The report also found the money isn't going where promised and costs states a bundle in social services to take care of problem gamblers.

For example, Virginia officials boast that the state gets $432 million a year in lottery proceeds. As in most of the 42 states with the games, the money is said to be earmarked for schools. But, Chris Friend of The Family Foundation in Virginia said that's not the entire balance sheet.

"At the end of the day, what amounts basically to a couple of hundred dollars per kid," he said, "is probably costing far more than that in broken families and in broken homes."

And Alicia Hansen, the report's author, said while lawmakers like to say the proceeds go toward education, what they don't explain is that other funds are taken away.

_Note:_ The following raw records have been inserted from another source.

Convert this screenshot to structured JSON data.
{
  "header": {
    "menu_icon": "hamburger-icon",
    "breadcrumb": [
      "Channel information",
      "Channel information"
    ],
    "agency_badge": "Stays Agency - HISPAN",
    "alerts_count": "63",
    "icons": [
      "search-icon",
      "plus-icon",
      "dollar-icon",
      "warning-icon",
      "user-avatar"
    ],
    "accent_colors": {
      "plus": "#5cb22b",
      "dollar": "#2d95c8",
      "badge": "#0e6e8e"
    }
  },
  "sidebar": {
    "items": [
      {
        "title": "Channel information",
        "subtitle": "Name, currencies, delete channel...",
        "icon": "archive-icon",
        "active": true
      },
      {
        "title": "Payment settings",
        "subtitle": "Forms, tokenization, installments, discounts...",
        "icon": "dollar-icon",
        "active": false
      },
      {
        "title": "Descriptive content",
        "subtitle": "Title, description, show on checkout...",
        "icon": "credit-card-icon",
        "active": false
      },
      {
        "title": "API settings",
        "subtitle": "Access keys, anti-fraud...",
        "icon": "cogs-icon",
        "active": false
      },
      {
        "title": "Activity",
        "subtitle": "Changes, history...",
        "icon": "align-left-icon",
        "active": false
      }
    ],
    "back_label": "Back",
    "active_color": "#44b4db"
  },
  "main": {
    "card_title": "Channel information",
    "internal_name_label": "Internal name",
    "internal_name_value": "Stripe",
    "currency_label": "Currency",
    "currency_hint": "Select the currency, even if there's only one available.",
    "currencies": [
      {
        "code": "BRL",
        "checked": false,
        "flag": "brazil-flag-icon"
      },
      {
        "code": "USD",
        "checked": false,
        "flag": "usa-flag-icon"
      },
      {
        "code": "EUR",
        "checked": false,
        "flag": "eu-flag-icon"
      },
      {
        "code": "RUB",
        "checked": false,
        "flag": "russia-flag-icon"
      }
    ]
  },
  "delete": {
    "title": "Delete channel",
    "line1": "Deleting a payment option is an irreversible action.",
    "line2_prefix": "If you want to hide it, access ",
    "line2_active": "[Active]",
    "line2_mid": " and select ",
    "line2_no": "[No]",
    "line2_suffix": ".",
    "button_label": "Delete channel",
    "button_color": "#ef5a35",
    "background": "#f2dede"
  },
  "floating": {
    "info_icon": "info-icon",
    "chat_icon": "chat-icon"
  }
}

"They know that the lottery revenue is coming in, they know it's earmarked for education and they're counting on that money," she explained. "So then, they can take the money that they would have otherwise spent on education, and they can spend it on other things."

Chad Hills, gambling analyst at Focus on the Family Action, said that's a standard scenario for the gambling industry.

"They get a foothold in states by making a bunch of promises," he said, "then once they get their foot in those states, those promises are seldom fulfilled."